As of this month, Japan has become the second country in the world to fingerprint foreign visitors, a move which has caused some to question the motives given by the government.  Ostensibly the fingerprinting is to protect the citizenry from terrorists, but the basic fact that Japan’s few terrorist attacks have been exclusively homegrown shoots that one down.  The program caught five people in its first day who were on the government’s ‘blacklist,’ though three of those may have been caught for reasons unrelated to fingerprints.

Given some governments’ propensity for misplacing personal information, we might have reason to be worried about breaches here.  In addition, Japan has a reputation for being closed off and xenophobic, something that’s certainly not helped by such luminaries as Tokyo Gov. Ishihara.  As someone who’s job is to essentially show the populace that foreigners aren’t gun-toting monsters (no really – my girlfriend was shocked to hear that my family doesn’t have a gun in the house, let alone one for each of us), this puts foreigners coming to Japan on their guard.  It also shows other countries that it’s OK to treat your visitors like potential criminals.  Of course, coming from the country that started this all, I suppose I can’t be too critical.

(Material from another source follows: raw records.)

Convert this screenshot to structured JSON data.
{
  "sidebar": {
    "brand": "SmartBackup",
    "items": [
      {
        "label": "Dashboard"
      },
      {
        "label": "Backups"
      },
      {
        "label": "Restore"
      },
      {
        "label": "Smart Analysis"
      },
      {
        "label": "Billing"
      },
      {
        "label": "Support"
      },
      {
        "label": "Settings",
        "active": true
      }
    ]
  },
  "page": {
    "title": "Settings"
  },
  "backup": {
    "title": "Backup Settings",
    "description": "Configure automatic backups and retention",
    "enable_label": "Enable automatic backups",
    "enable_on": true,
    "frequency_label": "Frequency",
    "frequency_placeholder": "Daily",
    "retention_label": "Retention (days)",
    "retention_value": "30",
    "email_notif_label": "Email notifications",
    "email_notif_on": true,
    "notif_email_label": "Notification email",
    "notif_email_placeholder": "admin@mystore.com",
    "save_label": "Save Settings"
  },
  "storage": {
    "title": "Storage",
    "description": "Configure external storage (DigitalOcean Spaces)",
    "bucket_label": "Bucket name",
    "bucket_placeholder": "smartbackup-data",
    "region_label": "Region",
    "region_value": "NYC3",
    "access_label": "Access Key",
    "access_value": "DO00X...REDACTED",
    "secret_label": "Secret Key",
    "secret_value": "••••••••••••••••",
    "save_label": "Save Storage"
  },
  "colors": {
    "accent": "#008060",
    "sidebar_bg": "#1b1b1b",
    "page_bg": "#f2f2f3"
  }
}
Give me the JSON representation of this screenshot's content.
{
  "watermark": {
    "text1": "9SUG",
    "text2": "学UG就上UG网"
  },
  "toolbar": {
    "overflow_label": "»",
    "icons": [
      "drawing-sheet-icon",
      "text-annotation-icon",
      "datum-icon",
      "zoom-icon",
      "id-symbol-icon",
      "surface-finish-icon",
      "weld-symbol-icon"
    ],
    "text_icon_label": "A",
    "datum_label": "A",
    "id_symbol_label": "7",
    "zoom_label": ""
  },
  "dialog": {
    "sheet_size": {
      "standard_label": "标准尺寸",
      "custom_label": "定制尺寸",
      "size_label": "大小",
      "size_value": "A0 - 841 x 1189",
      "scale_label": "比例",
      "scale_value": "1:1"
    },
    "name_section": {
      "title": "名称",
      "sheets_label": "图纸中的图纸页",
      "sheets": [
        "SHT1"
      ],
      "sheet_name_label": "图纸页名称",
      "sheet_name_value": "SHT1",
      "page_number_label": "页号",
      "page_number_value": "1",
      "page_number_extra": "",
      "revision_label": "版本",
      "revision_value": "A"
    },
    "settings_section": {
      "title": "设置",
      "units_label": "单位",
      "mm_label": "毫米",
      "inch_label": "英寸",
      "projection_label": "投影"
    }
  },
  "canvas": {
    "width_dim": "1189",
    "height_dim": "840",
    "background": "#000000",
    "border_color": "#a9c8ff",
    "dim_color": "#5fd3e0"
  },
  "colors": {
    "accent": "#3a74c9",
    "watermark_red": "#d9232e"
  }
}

As a side note, people are protesting it, but it’s not exactly easy to organize the six-monthers here to teach English and go clubbing.  The Japanese government attempted this with the general populace some years ago and got taken down hard.  Foreigners are easy targets.  Is implicit mistrust of strangers the future of international travel?

(photo from overoften, who got it from somewhere else)